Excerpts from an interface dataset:
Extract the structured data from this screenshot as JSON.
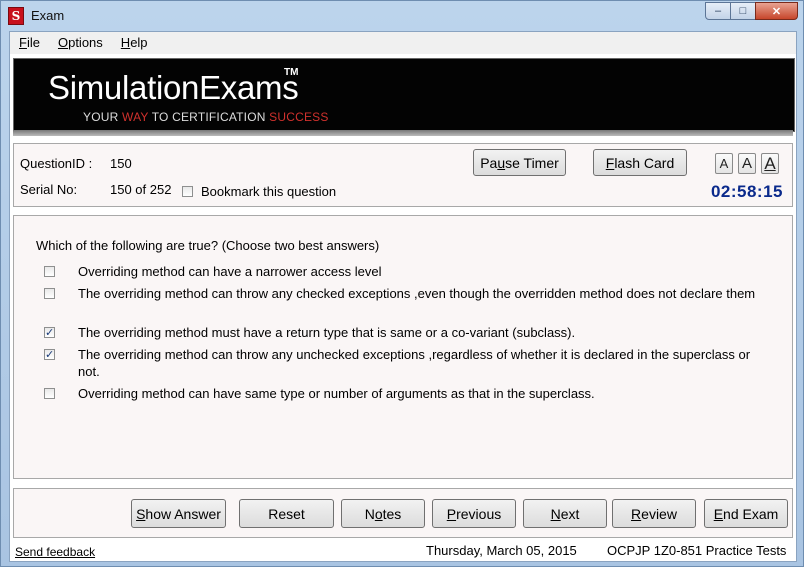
{
  "window": {
    "title": "Exam",
    "app_icon_glyph": "S",
    "controls": {
      "minimize": "–",
      "maximize": "□",
      "close": "✕"
    }
  },
  "menu": {
    "items": [
      {
        "label_hotkey": "F",
        "label_rest": "ile"
      },
      {
        "label_hotkey": "O",
        "label_rest": "ptions"
      },
      {
        "label_hotkey": "H",
        "label_rest": "elp"
      }
    ]
  },
  "banner": {
    "brand": "SimulationExams",
    "tm": "TM",
    "tagline_parts": [
      "YOUR ",
      "WAY",
      " TO CERTIFICATION ",
      "SUCCESS"
    ]
  },
  "info": {
    "question_id_label": "QuestionID :",
    "question_id_value": "150",
    "serial_label": "Serial No:",
    "serial_value": "150 of 252",
    "bookmark_label": "Bookmark this question",
    "bookmark_checked": false,
    "pause_timer_label_pre": "Pa",
    "pause_timer_label_hotkey": "u",
    "pause_timer_label_post": "se Timer",
    "flash_card_label_hotkey": "F",
    "flash_card_label_rest": "lash Card",
    "font_buttons": [
      "A",
      "A",
      "A"
    ],
    "timer": "02:58:15"
  },
  "question": {
    "text": "Which of the following are true? (Choose two best answers)",
    "options": [
      {
        "text": "Overriding method can have a narrower access  level",
        "checked": false
      },
      {
        "text": "The overriding method can throw any checked exceptions ,even though the overridden method does not declare them",
        "checked": false
      },
      {
        "text": "The overriding method must have a return type that is same or a co-variant (subclass).",
        "checked": true
      },
      {
        "text": "The overriding method can throw any unchecked exceptions ,regardless of whether it is declared in the superclass or not.",
        "checked": true
      },
      {
        "text": "Overriding method can have same type or number of arguments as that in the superclass.",
        "checked": false
      }
    ]
  },
  "actions": {
    "show_answer": {
      "hotkey": "S",
      "rest": "how Answer"
    },
    "reset": {
      "label": "Reset"
    },
    "notes": {
      "pre": "N",
      "hotkey": "o",
      "rest": "tes"
    },
    "previous": {
      "hotkey": "P",
      "rest": "revious"
    },
    "next": {
      "hotkey": "N",
      "rest": "ext"
    },
    "review": {
      "hotkey": "R",
      "rest": "eview"
    },
    "end_exam": {
      "hotkey": "E",
      "rest": "nd Exam"
    }
  },
  "footer": {
    "feedback": "Send feedback",
    "date": "Thursday, March 05, 2015",
    "product": "OCPJP 1Z0-851 Practice Tests"
  },
  "check_glyph": "✓"
}
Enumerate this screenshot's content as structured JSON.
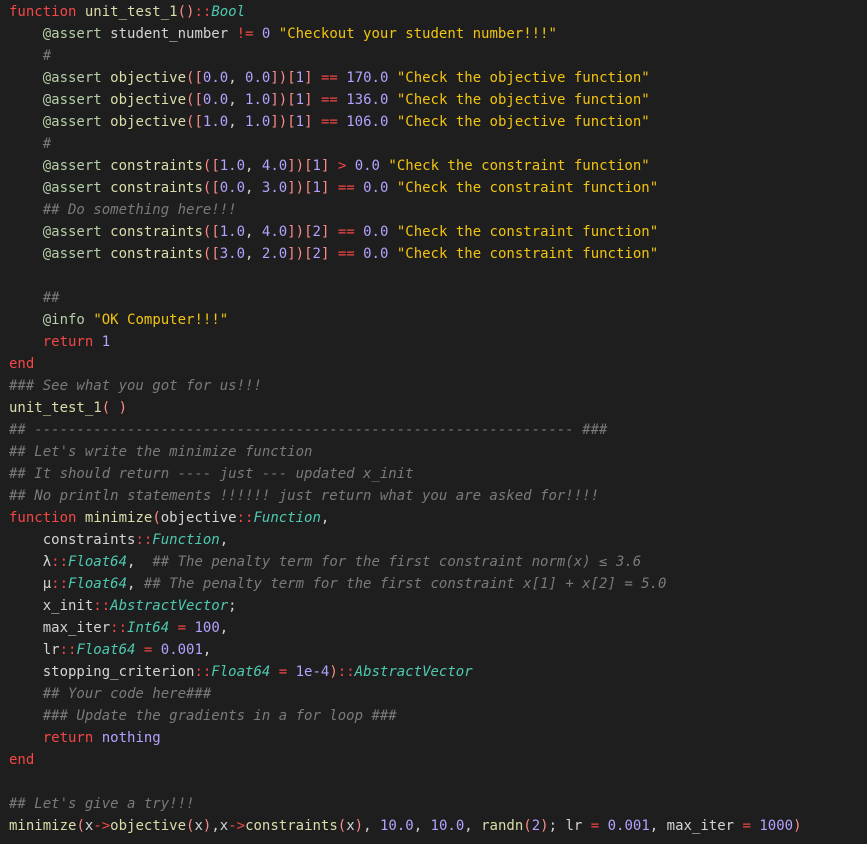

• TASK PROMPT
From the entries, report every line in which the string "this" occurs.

• SOLVED PROBLEM
Extract the structured data from this screenshot as JSON.
    "bookmark_label": "Bookmark this question",
Enumerate this screenshot's content as structured JSON.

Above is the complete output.